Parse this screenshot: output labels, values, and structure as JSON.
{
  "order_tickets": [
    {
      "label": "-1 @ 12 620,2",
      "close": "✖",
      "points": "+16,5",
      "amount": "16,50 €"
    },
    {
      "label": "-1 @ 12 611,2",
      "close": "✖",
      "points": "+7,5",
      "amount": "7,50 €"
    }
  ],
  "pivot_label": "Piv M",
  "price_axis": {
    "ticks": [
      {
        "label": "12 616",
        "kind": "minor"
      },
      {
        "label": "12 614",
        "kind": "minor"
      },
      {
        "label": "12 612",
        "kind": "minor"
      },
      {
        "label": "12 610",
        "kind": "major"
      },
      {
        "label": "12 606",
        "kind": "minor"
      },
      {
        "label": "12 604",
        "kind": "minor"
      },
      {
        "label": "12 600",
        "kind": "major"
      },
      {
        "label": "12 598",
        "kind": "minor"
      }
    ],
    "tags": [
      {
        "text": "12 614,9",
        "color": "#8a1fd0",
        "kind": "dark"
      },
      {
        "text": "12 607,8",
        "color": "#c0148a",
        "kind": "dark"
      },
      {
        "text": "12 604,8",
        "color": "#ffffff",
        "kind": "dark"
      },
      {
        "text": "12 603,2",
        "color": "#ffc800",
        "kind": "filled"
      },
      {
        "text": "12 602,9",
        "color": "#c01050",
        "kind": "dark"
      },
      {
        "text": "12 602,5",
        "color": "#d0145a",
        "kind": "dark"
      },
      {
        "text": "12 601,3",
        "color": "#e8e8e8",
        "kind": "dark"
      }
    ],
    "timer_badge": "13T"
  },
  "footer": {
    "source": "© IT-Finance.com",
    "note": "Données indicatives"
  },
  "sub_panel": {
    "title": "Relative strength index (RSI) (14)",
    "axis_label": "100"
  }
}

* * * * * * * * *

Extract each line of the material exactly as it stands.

Parse this screenshot: output labels, values, and structure as JSON.
{
  "order_tickets": [
    {
      "label": "-1 @ 12 620,2",
      "close": "✖",
      "points": "+16,5",
      "amount": "16,50 €"
    },
    {
      "label": "-1 @ 12 611,2",
      "close": "✖",
      "points": "+7,5",
      "amount": "7,50 €"
    }
  ],
  "pivot_label": "Piv M",
  "price_axis": {
    "ticks": [
      {
        "label": "12 616",
        "kind": "minor"
      },
      {
        "label": "12 614",
        "kind": "minor"
      },
      {
        "label": "12 612",
        "kind": "minor"
      },
      {
        "label": "12 610",
        "kind": "major"
      },
      {
        "label": "12 606",
        "kind": "minor"
      },
      {
        "label": "12 604",
        "kind": "minor"
      },
      {
        "label": "12 600",
        "kind": "major"
      },
      {
        "label": "12 598",
        "kind": "minor"
      }
    ],
    "tags": [
      {
        "text": "12 614,9",
        "color": "#8a1fd0",
        "kind": "dark"
      },
      {
        "text": "12 607,8",
        "color": "#c0148a",
        "kind": "dark"
      },
      {
        "text": "12 604,8",
        "color": "#ffffff",
        "kind": "dark"
      },
      {
        "text": "12 603,2",
        "color": "#ffc800",
        "kind": "filled"
      },
      {
        "text": "12 602,9",
        "color": "#c01050",
        "kind": "dark"
      },
      {
        "text": "12 602,5",
        "color": "#d0145a",
        "kind": "dark"
      },
      {
        "text": "12 601,3",
        "color": "#e8e8e8",
        "kind": "dark"
      }
    ],
    "timer_badge": "13T"
  },
  "footer": {
    "source": "© IT-Finance.com",
    "note": "Données indicatives"
  },
  "sub_panel": {
    "title": "Relative strength index (RSI) (14)",
    "axis_label": "100"
  }
}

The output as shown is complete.